[AIM OF THE EXERCISE] Every line in the records below that holds "Policy" must be identified and copied.
[PROVIDED INFORMATION]
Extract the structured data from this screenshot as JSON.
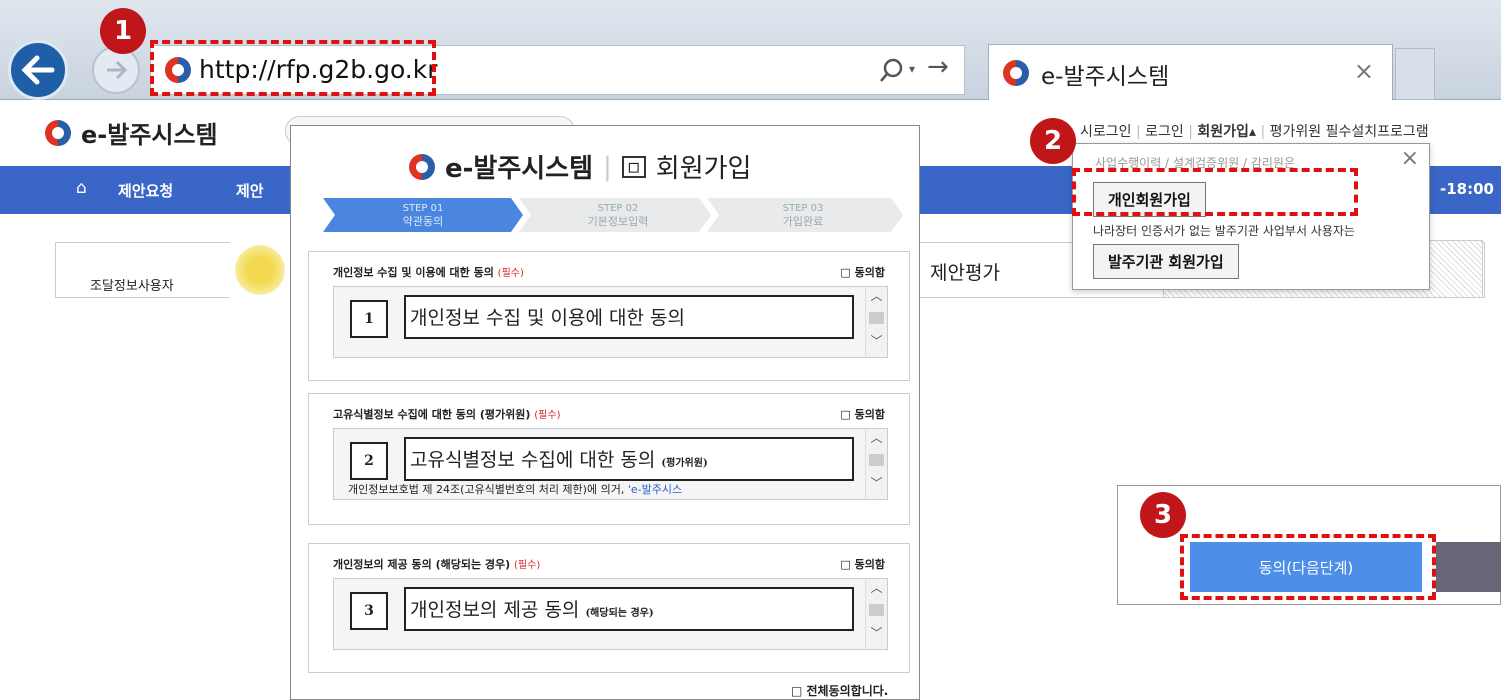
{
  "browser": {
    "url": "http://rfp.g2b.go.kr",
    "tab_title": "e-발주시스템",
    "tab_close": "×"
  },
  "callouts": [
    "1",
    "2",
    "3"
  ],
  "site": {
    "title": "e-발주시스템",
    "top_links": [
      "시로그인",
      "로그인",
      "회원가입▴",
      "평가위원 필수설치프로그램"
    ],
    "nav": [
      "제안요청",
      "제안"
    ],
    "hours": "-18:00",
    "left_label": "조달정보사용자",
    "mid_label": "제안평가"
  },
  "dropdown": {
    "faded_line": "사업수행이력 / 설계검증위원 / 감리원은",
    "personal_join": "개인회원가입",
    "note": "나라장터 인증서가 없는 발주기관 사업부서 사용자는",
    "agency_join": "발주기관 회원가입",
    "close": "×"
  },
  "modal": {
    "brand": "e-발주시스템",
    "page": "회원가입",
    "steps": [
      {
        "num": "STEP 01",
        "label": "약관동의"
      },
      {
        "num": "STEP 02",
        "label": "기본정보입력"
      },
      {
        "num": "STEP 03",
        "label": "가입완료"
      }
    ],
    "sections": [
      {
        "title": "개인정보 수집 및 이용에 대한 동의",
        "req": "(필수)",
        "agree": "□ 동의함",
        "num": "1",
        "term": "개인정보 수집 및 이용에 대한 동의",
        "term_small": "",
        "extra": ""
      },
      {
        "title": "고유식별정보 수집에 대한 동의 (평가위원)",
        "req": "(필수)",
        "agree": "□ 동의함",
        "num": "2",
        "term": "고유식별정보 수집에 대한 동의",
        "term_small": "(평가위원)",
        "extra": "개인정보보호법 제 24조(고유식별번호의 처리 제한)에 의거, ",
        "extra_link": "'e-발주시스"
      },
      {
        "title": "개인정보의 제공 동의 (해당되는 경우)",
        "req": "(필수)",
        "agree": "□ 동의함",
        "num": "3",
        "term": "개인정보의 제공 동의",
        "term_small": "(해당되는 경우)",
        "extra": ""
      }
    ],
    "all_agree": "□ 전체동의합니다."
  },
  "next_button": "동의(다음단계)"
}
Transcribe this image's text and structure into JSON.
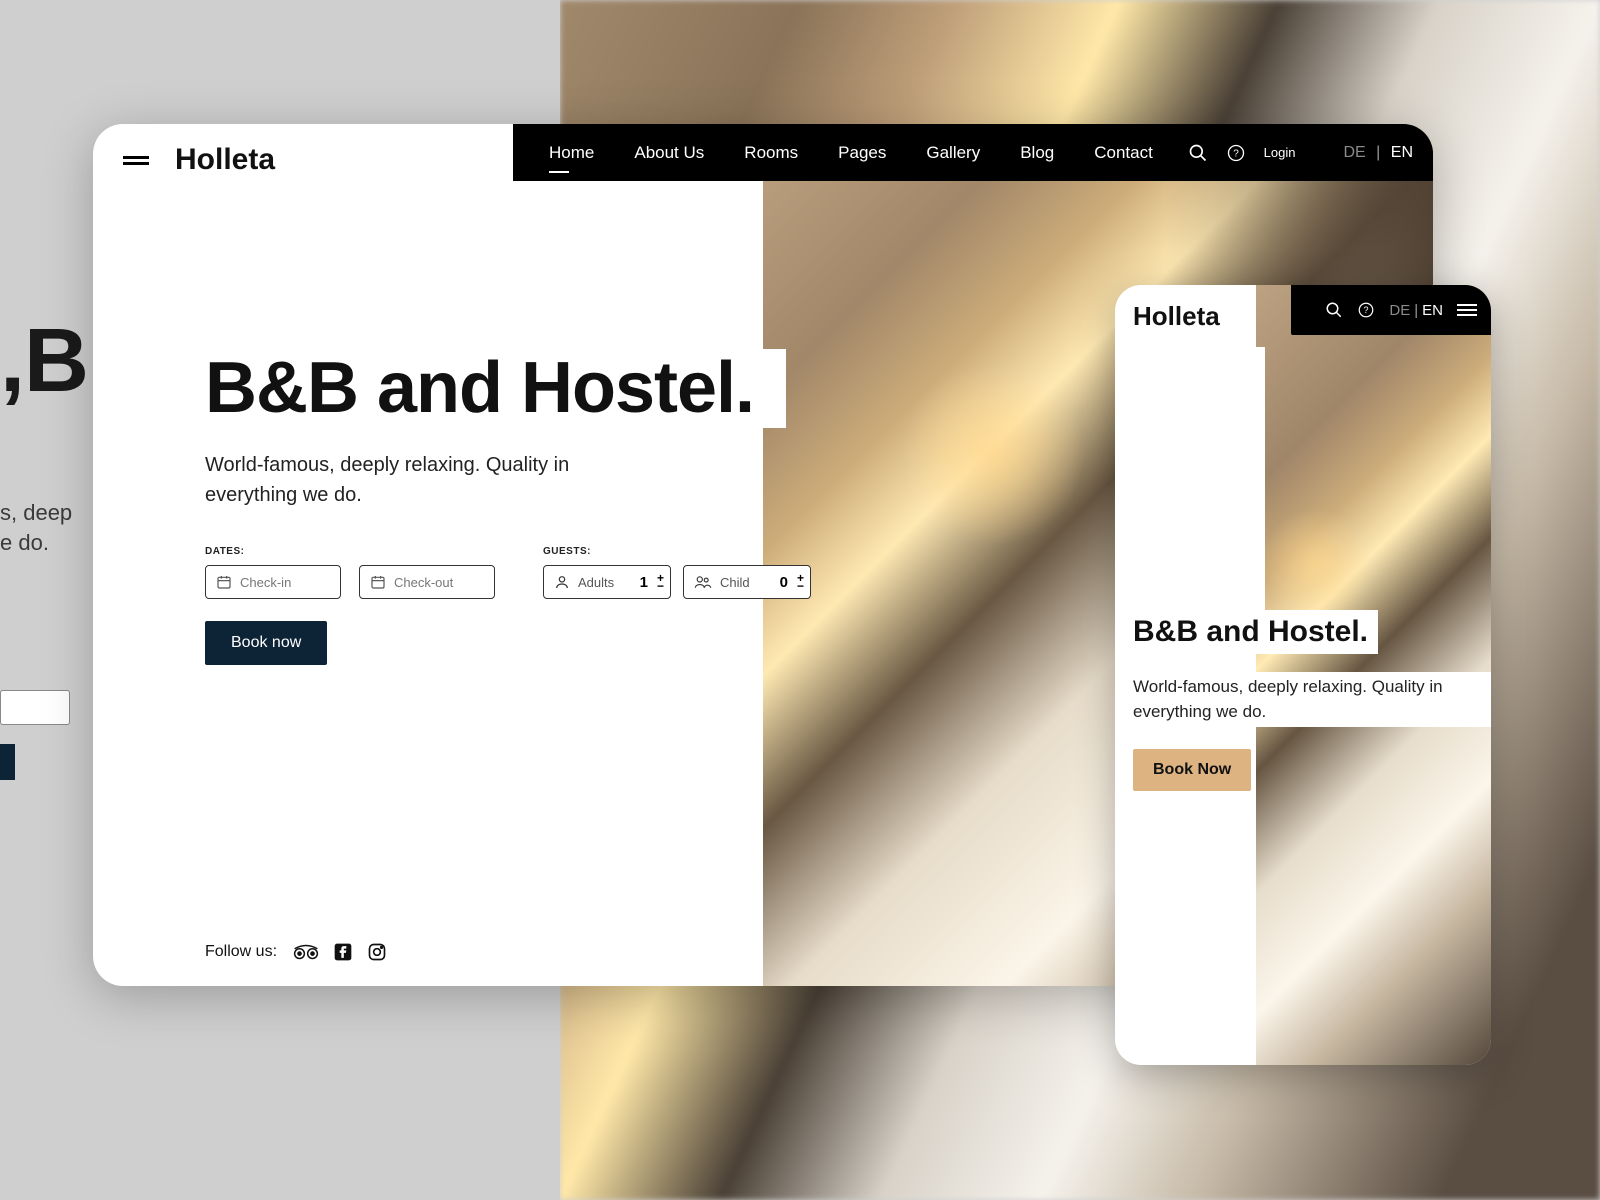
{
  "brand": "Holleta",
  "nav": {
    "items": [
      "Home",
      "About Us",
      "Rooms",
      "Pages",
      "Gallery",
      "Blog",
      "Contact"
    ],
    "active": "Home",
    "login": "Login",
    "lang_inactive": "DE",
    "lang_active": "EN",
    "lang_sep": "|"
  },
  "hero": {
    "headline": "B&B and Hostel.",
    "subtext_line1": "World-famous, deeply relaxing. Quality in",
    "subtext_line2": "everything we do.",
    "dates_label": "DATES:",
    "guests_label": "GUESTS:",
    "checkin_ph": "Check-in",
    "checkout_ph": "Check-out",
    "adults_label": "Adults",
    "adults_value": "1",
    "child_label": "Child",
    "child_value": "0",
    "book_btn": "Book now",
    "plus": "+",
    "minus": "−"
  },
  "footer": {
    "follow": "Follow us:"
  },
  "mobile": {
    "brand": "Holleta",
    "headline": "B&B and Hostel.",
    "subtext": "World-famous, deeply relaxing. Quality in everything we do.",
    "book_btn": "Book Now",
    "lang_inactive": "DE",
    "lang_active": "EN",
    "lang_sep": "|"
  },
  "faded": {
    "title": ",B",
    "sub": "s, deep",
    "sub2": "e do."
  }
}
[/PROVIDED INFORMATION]
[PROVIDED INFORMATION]
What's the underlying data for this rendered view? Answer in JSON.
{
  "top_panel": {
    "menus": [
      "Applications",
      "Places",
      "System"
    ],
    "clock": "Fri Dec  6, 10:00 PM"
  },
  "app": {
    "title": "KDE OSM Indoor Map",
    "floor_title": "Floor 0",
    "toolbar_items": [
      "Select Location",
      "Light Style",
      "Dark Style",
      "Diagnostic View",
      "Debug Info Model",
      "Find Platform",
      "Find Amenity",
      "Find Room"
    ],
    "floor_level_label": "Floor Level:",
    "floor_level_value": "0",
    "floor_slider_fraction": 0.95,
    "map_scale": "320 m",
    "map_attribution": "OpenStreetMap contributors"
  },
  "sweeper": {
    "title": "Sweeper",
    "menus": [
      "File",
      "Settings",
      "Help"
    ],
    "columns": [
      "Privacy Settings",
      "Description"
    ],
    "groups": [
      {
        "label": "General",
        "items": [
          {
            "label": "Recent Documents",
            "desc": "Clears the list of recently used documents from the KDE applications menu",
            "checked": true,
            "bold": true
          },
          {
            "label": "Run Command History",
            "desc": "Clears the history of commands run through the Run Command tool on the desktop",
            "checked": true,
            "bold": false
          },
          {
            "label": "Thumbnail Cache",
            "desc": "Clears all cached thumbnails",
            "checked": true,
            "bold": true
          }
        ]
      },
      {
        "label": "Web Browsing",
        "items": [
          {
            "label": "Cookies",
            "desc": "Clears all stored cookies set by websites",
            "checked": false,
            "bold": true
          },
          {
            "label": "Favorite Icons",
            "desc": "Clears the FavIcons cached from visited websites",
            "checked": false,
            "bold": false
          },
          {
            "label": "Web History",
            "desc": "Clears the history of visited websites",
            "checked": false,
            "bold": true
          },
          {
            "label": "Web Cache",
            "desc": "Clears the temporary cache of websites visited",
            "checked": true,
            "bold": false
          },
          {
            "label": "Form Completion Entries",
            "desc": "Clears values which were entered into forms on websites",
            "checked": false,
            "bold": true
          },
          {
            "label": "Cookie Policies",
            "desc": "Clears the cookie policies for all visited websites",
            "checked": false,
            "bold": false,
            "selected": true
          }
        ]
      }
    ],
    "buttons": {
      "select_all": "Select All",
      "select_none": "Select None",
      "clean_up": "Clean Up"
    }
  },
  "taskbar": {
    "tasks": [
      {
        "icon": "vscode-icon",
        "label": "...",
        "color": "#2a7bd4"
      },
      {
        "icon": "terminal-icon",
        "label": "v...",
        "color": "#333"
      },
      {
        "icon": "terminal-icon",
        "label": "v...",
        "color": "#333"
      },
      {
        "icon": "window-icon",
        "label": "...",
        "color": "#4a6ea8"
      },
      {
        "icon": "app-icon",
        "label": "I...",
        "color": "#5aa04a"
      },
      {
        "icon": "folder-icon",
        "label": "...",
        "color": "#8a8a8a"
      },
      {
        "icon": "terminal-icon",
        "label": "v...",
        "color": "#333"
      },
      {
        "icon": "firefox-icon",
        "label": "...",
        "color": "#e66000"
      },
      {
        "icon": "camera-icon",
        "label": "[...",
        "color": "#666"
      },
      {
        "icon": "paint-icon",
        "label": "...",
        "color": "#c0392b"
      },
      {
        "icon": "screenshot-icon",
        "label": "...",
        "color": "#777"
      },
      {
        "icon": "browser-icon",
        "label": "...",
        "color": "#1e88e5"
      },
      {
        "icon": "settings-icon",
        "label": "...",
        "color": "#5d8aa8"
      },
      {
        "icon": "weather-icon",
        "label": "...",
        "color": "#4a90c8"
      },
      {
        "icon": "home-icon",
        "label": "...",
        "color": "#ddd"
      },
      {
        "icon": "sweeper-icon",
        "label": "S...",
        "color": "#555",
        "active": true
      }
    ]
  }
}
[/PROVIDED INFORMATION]
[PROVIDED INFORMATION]
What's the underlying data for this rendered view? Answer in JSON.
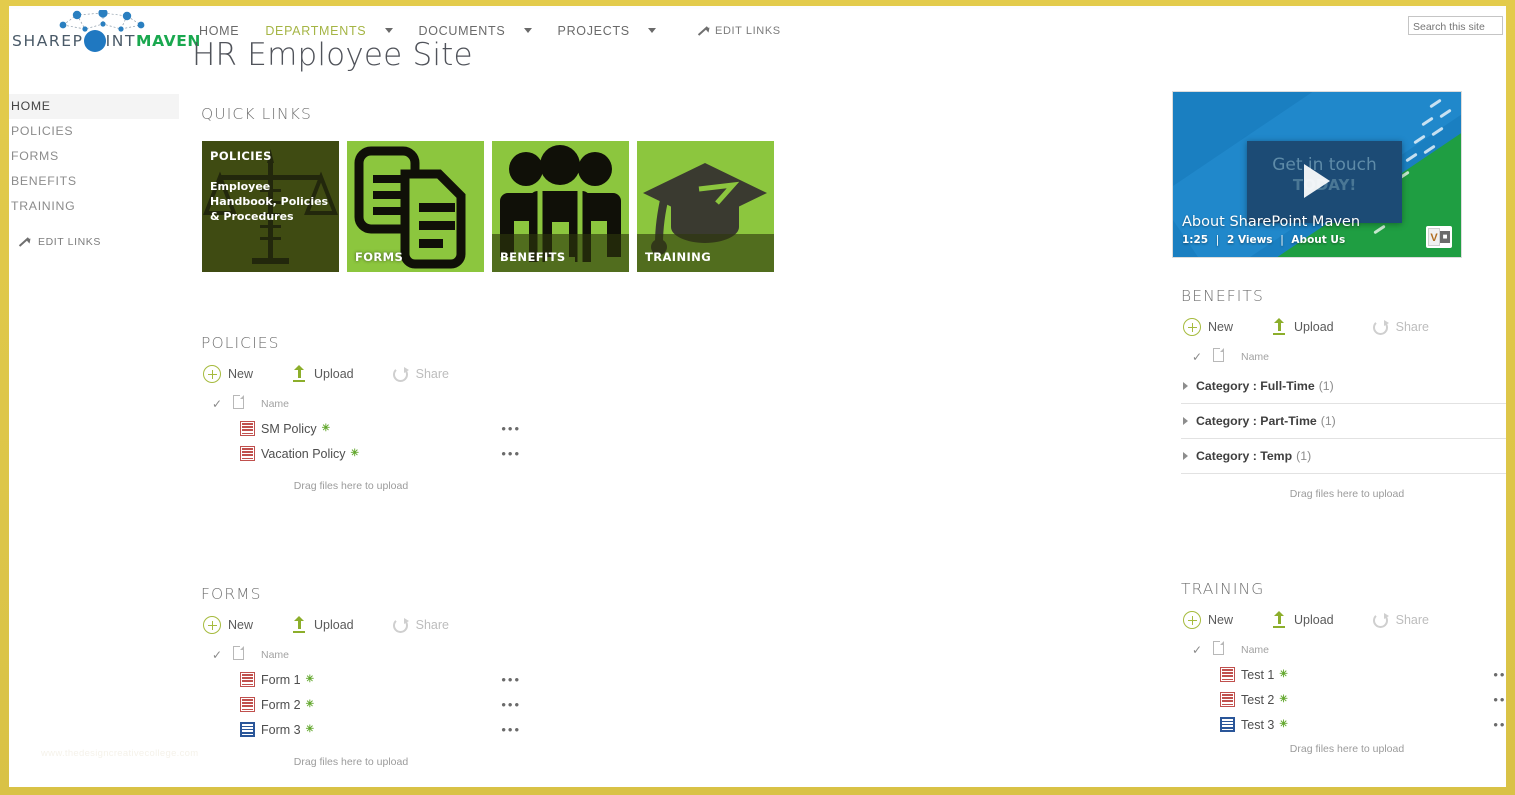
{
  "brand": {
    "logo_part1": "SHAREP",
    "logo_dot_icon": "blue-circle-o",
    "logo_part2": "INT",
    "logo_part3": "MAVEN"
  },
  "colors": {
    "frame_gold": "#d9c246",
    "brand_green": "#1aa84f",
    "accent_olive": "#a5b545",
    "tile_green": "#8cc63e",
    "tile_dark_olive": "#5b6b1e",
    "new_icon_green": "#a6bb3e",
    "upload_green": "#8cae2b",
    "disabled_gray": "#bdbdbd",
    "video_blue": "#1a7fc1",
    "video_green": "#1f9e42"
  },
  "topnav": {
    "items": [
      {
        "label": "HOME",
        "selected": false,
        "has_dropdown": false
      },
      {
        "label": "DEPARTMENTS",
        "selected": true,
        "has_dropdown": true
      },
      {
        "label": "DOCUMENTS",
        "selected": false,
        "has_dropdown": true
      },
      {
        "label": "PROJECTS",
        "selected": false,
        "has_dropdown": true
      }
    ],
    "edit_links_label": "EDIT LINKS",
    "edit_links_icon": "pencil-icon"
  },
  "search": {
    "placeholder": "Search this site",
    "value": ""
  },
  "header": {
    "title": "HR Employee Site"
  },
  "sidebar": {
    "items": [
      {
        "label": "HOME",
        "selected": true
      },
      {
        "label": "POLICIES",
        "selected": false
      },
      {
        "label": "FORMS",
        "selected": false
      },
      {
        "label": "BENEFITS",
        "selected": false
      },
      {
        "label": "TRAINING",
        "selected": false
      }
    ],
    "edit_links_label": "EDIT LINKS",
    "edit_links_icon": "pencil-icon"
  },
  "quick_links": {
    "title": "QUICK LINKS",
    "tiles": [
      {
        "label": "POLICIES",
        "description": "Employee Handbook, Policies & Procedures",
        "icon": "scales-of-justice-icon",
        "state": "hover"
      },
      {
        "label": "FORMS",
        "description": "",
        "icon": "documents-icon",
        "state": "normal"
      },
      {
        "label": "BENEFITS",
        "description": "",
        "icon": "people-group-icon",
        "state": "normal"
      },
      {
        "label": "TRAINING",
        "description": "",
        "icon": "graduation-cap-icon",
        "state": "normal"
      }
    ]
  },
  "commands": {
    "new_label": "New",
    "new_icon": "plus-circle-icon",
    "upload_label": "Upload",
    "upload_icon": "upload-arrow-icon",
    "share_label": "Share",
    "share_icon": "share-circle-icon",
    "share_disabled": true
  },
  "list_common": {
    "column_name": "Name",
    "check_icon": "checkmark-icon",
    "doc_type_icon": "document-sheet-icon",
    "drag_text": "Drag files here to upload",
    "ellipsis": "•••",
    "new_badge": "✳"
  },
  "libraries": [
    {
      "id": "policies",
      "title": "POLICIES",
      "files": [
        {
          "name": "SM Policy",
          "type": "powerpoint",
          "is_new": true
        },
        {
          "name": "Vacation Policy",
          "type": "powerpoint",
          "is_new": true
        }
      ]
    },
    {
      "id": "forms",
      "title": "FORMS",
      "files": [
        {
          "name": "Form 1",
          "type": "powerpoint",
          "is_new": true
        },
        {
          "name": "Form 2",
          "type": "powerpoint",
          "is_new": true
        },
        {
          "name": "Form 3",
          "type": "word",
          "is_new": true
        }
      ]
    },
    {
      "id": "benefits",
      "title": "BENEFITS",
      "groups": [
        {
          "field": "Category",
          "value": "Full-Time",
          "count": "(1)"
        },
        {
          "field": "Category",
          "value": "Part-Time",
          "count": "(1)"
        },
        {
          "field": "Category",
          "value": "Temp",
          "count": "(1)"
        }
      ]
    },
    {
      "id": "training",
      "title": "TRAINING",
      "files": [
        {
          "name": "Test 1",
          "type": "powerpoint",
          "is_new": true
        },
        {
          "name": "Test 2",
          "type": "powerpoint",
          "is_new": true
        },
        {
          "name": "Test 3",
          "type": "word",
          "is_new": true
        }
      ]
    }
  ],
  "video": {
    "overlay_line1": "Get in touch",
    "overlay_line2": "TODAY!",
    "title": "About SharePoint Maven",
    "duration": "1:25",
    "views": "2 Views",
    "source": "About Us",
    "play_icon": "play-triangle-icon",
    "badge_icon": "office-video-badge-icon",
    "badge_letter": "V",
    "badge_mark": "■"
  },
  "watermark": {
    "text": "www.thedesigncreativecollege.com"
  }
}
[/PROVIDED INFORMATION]
[ANSWER TO THIS EXERCISE]
          "name": "SM Policy",
          "name": "Vacation Policy",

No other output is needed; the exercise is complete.